### Element data from apps and pages:
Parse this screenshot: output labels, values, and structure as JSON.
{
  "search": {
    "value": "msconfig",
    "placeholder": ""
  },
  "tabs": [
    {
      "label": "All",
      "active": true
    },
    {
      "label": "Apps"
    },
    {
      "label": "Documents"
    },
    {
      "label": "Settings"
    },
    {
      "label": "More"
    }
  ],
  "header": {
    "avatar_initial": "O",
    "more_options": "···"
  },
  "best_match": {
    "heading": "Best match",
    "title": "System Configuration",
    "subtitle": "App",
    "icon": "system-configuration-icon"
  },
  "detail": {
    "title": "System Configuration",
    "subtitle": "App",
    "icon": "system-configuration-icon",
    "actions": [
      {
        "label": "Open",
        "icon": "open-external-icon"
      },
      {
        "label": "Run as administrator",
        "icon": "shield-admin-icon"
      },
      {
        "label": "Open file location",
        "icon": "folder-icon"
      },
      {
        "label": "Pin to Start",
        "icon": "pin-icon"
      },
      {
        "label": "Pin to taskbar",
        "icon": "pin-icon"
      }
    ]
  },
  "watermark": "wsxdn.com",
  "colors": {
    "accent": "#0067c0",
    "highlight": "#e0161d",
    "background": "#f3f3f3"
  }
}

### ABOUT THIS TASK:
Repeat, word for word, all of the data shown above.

### TASK SOLUTION:
Parse this screenshot: output labels, values, and structure as JSON.
{
  "search": {
    "value": "msconfig",
    "placeholder": ""
  },
  "tabs": [
    {
      "label": "All",
      "active": true
    },
    {
      "label": "Apps"
    },
    {
      "label": "Documents"
    },
    {
      "label": "Settings"
    },
    {
      "label": "More"
    }
  ],
  "header": {
    "avatar_initial": "O",
    "more_options": "···"
  },
  "best_match": {
    "heading": "Best match",
    "title": "System Configuration",
    "subtitle": "App",
    "icon": "system-configuration-icon"
  },
  "detail": {
    "title": "System Configuration",
    "subtitle": "App",
    "icon": "system-configuration-icon",
    "actions": [
      {
        "label": "Open",
        "icon": "open-external-icon"
      },
      {
        "label": "Run as administrator",
        "icon": "shield-admin-icon"
      },
      {
        "label": "Open file location",
        "icon": "folder-icon"
      },
      {
        "label": "Pin to Start",
        "icon": "pin-icon"
      },
      {
        "label": "Pin to taskbar",
        "icon": "pin-icon"
      }
    ]
  },
  "watermark": "wsxdn.com",
  "colors": {
    "accent": "#0067c0",
    "highlight": "#e0161d",
    "background": "#f3f3f3"
  }
}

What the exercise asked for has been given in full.